The editor Mark Whalan did herculean work pulling together this all-new volume on the History of American Modernism. It features a truly all-star cast of contributors and I couldn't be more honored to have my chapter on jazz included.
“The Jazz Age.” The Cambridge History of American Modernism, edited by Mark Whalan, Cambridge University Press, Cambridge, 2023, pp. 222–236. The Cambridge History of American Literature. https://doi.org/10.1017/9781108774437.

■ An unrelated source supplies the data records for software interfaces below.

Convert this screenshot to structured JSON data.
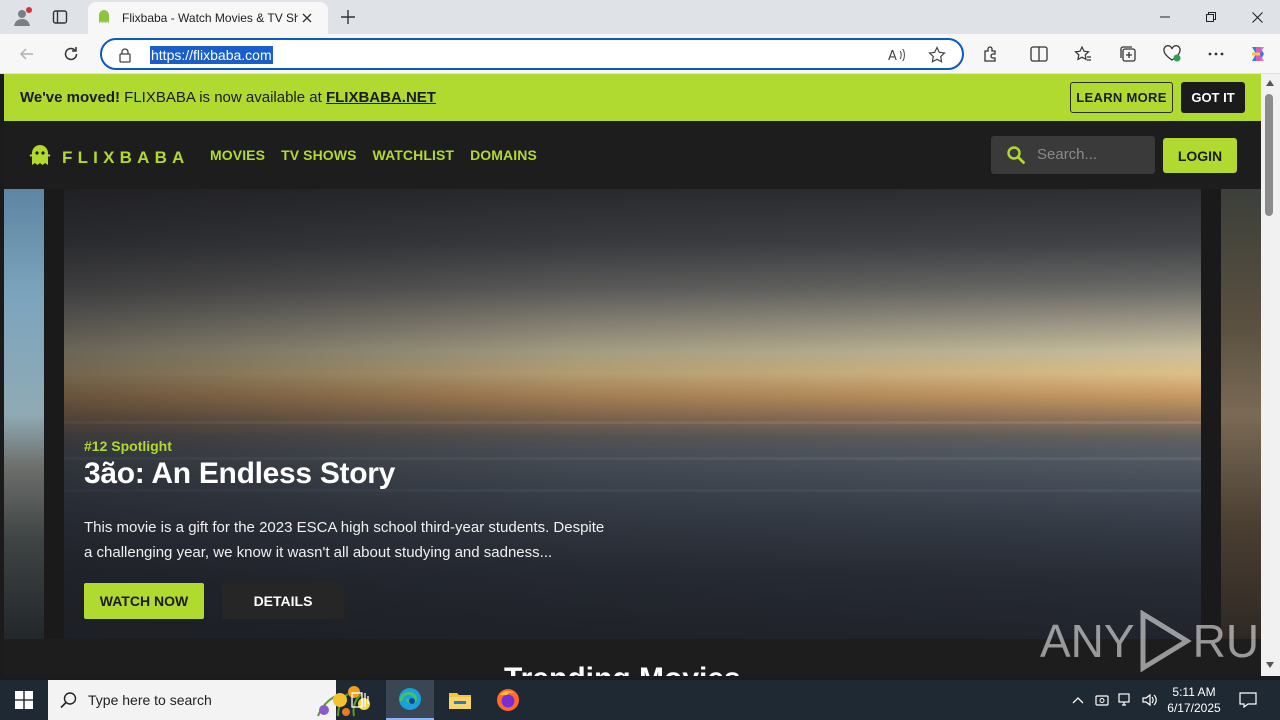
{
  "browser": {
    "tab_title": "Flixbaba - Watch Movies & TV Sh",
    "url": "https://flixbaba.com"
  },
  "notice": {
    "lead": "We've moved!",
    "text": " FLIXBABA is now available at ",
    "link": "FLIXBABA.NET",
    "learn_more": "LEARN MORE",
    "got_it": "GOT IT"
  },
  "header": {
    "logo": "FLIXBABA",
    "nav": [
      "MOVIES",
      "TV SHOWS",
      "WATCHLIST",
      "DOMAINS"
    ],
    "search_placeholder": "Search...",
    "login": "LOGIN"
  },
  "hero": {
    "spotlight": "#12 Spotlight",
    "title": "3ão: An Endless Story",
    "description": "This movie is a gift for the 2023 ESCA high school third-year students. Despite a challenging year, we know it wasn't all about studying and sadness...",
    "watch_now": "WATCH NOW",
    "details": "DETAILS"
  },
  "section": {
    "heading": "Trending Movies"
  },
  "watermark": {
    "text_left": "ANY",
    "text_right": "RUN"
  },
  "taskbar": {
    "search_placeholder": "Type here to search",
    "time": "5:11 AM",
    "date": "6/17/2025"
  },
  "colors": {
    "accent": "#b0da30",
    "header_bg": "#1d1d1d",
    "omnibox_border": "#0c59c2"
  }
}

Abstract: Jazz is a music that did not merely inspire works of literature; in many cases it aspired toward the literary. Drawing from Ralph Ellison’s impulse to praise the jazz rhythms of T. S. Eliot’s The Waste Land (1922) as containing a “range of allusion [that] was as mixed and varied as that of Louis Armstrong,” this chapter offers an overview of the aesthetic, thematic, and political motivations of jazz and modernist literature from blues and ragtime to the emergence of bebop. In exploring jazz as one of the “forms” of American modernism, I attend to the experimental formal variations in the poetry and prose of a wide range of authors, including Sterling Brown, T. S. Eliot, F. Scott Fitzgerald, Langston Hughes, Zora Neale Hurston, Claude McKay, Jean Toomer, William Carlos Williams, and others, but also to the radical form of the blues by Louis Armstrong, W. C. Handy, and Bessie Smith.